** Activity **
How many of the lines below hold "watermark"? Only the number, please.

[Interface dataset entries]
◆ ◆ ◆ ◆ ◆
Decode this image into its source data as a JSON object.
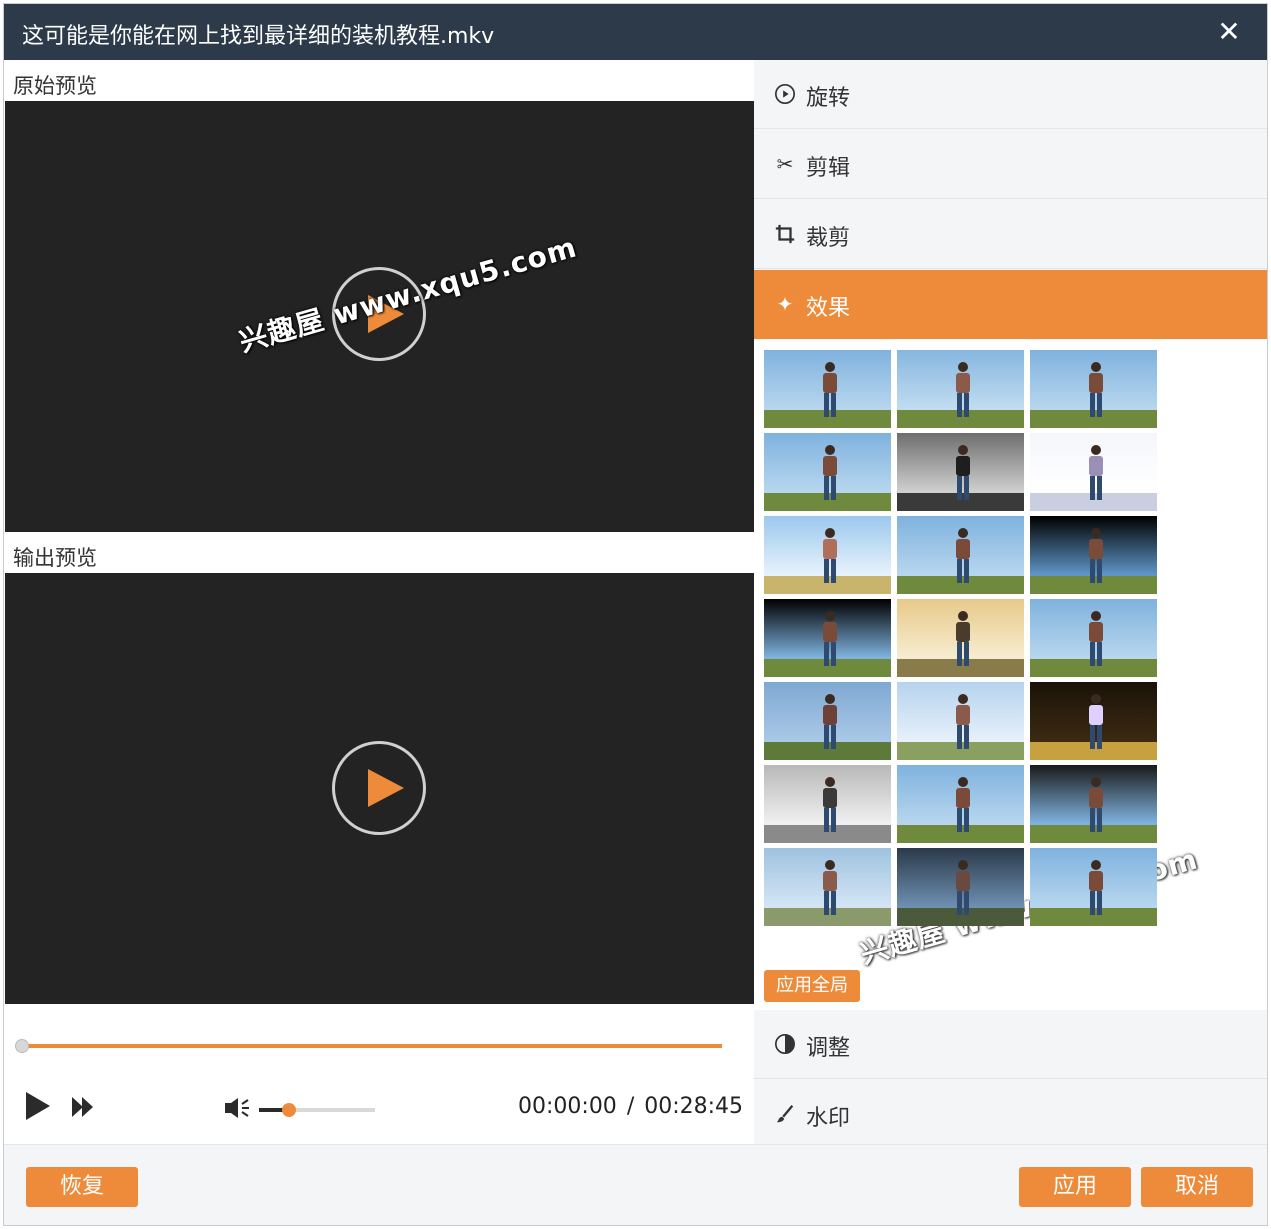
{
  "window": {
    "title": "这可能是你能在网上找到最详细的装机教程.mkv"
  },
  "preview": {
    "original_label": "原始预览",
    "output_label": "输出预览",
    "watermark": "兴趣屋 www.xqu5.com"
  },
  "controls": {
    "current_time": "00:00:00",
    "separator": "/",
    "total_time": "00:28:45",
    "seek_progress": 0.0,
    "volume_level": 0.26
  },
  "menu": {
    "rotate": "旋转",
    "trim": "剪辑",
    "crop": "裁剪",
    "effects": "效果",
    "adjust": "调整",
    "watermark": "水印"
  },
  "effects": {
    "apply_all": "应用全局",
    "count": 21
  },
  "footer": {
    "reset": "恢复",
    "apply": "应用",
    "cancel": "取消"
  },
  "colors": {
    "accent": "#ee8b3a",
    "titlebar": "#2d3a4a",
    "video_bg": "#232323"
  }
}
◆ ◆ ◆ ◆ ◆
** Response below **
2